Everyone would agree that when it comes to investing in the stock market, just randomly dumping money into a stock without a plan is not a good idea. You might hit it on the nail once in a while, but for the most part, that won’t get you to retirement or a good college for your kids or any of the things you’re saving for for your future.
Last time we talked about doing a bit of research, buying at least one stock that pays a dividend, going into your portfolio and re-balancing your stocks at least once or perhaps twice a year, and gambling with a small percentage of your portfolio so that you feel you’re taking a little bit of a risk for that electric feeling you might not get with more conservative investing.
Well, here’s another part of your financial plan: make sure you decide on a percentage of your income that you are comfortable setting aside for investing and then stick to that. Let’s say, for example, that you feel you can invest 10% of your paycheck each week or month (depending on how often you are paid). Now, give this some serious thought, because I’m going to ask you to make a commitment to this and stick to it, no matter what. Don’t decide that that vacation to Hawaii takes precedent over your investment plan. Instead, set aside a percentage of your income for vacations and luxury expenditures (say, 5%) so that you can save toward those costs, and then you should be able to stick to the plan for any and every budgeted item. In this economic climate, it makes good sense to adhere to a plan and not go renegade financially. That way, if anything does go askew with your job, you will be more prepared than if you just fly by the seat of your pants.

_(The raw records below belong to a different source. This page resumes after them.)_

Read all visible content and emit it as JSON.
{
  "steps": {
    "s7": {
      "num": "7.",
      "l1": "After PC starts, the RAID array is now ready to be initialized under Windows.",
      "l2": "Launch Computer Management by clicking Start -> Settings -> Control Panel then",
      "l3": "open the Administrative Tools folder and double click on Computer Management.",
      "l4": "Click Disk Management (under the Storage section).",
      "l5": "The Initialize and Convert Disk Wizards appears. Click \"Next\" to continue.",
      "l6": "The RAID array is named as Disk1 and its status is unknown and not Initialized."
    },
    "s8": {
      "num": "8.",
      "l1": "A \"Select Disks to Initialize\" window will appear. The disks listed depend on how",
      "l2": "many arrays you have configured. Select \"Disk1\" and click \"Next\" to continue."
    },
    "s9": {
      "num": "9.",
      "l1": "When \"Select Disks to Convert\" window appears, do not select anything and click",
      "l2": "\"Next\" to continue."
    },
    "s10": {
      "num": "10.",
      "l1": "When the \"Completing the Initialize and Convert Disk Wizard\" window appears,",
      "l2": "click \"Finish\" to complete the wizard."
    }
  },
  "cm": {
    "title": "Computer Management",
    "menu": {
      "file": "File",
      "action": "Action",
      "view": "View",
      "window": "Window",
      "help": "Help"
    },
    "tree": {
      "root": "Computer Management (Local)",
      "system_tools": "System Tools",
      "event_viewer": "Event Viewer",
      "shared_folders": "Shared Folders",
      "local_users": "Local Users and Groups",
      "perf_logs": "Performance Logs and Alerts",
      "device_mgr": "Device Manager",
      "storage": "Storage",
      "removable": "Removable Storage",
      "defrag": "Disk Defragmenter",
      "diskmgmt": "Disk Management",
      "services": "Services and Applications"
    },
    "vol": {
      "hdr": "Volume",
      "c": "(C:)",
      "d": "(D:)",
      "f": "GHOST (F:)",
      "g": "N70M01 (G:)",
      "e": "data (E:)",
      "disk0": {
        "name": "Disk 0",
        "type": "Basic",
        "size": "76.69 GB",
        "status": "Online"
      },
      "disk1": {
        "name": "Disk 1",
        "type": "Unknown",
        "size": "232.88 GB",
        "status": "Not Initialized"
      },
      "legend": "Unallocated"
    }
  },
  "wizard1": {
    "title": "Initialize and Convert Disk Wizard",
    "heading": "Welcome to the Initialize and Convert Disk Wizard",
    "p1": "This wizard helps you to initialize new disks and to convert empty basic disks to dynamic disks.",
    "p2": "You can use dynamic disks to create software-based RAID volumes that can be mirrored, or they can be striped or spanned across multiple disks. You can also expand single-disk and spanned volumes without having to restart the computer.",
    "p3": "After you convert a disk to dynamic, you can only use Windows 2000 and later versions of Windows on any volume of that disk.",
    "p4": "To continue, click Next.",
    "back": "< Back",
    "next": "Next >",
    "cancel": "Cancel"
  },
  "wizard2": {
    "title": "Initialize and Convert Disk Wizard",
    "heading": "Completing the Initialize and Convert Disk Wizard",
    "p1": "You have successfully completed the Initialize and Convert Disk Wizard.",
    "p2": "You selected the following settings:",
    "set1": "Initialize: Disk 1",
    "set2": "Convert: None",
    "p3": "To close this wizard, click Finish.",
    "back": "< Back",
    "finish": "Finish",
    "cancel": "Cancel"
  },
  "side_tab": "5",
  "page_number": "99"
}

Another part of the plan is to reward yourself for good behavior. Build it into your budget plan. That way you won’t be tempted to cheat. Put a certain amount of money out of each paycheck aside for just plain fun. Let’s say that you set aside $25-$50 that you give to yourself to do as you please: go out to dinner, go to a movie, save for that iPad, whatever strikes your fancy. Now obviously this won’t get you to that chateau in France next summer. This is not what this amount of money is for. In order to have money for that kind of expense, you’ll have to do an actual budget item that puts aside more money that $25-$50 per paycheck. No, this is just fun money, meant to make life more joyous for you. And whatever you do, don’t frown when you’re spending it. Put on a big grin and ENJOY!
The last thing I would encourage you to do as you’re parceling out these budget items is to set aside some money for giving. You can never give enough of your money away; I am convinced of that. There is something rewarding about the act of giving that comes back to you many times over, not always monetarily but definitely emotionally and spiritually.
In Jacques Ellul’s classic book “Money and Power,” he tells us that money has a firm hold on many people, and the way to “demagnetize” it is to give it away. In our culture, money takes on more meaning than it often deserves. So don’t let your investments or your money rule you; they belong to you, not vice versa.
And that’s a plan you can easily live with.